Problem to solve
Report the count of lines in the records that contain "date", without any added text.

Source data
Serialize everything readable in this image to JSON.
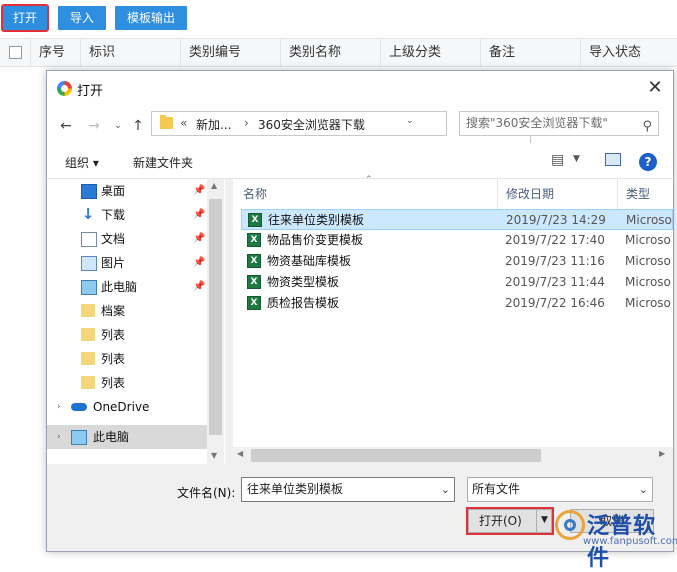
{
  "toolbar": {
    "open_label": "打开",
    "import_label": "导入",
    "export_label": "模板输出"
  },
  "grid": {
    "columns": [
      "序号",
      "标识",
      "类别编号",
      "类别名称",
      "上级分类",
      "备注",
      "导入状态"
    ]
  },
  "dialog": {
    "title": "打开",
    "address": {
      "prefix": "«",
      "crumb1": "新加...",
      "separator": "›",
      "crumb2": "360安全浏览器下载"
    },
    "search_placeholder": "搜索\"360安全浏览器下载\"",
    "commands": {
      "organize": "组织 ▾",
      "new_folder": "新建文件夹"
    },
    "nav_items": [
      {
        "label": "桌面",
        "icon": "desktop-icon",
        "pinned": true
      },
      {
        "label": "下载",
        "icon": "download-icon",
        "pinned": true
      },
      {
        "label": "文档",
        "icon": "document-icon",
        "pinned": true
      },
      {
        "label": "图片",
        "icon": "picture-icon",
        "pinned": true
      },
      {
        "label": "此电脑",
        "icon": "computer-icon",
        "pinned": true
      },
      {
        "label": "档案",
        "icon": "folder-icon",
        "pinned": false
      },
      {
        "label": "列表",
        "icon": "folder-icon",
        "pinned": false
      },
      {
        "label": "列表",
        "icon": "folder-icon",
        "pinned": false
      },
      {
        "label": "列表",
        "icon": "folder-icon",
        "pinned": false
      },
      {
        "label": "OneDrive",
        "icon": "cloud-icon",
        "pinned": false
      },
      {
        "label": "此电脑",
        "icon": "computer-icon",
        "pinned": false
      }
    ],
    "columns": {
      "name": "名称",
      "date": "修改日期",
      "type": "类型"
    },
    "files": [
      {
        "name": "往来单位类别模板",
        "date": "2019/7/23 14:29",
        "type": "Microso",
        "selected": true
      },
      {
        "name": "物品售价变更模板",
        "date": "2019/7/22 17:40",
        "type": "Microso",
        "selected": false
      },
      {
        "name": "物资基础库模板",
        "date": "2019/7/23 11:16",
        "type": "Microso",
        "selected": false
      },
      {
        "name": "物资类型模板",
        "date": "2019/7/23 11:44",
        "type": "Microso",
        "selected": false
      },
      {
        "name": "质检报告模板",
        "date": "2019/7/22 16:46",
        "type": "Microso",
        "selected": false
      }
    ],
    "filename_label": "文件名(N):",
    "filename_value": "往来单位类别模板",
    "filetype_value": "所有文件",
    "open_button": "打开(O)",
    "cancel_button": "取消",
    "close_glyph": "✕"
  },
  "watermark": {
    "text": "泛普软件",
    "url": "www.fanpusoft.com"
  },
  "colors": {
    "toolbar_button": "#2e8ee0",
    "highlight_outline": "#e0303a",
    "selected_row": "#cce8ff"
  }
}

Exercise output
6